**Material for this exercise**:
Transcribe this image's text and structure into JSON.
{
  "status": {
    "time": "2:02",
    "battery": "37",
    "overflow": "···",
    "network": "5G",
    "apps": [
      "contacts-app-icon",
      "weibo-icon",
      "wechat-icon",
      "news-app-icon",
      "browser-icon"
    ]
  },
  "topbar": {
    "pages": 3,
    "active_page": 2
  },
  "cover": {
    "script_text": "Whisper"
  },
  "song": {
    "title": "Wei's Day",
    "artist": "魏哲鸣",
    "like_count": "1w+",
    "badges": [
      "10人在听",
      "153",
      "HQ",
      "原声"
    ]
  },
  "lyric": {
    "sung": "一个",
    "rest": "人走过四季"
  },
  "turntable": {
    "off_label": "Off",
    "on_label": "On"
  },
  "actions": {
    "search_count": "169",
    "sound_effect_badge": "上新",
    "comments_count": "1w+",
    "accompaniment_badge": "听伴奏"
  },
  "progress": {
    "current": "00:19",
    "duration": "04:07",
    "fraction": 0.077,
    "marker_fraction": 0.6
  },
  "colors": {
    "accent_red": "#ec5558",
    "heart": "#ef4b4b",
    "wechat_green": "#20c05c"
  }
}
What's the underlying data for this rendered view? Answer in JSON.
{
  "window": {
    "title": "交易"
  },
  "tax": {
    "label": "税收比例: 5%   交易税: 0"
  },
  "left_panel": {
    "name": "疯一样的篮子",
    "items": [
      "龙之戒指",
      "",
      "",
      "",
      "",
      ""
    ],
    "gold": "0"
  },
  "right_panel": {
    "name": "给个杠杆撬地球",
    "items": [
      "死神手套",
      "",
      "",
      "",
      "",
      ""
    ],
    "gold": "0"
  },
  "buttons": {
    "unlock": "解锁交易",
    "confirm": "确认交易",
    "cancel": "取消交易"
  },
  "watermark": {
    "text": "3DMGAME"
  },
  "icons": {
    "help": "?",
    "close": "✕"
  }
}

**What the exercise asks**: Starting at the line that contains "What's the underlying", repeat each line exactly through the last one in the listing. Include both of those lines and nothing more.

**Solved problem**:
What's the underlying data for this rendered view? Answer in JSON.
{
  "window": {
    "title": "交易"
  },
  "tax": {
    "label": "税收比例: 5%   交易税: 0"
  },
  "left_panel": {
    "name": "疯一样的篮子",
    "items": [
      "龙之戒指",
      "",
      "",
      "",
      "",
      ""
    ],
    "gold": "0"
  },
  "right_panel": {
    "name": "给个杠杆撬地球",
    "items": [
      "死神手套",
      "",
      "",
      "",
      "",
      ""
    ],
    "gold": "0"
  },
  "buttons": {
    "unlock": "解锁交易",
    "confirm": "确认交易",
    "cancel": "取消交易"
  },
  "watermark": {
    "text": "3DMGAME"
  },
  "icons": {
    "help": "?",
    "close": "✕"
  }
}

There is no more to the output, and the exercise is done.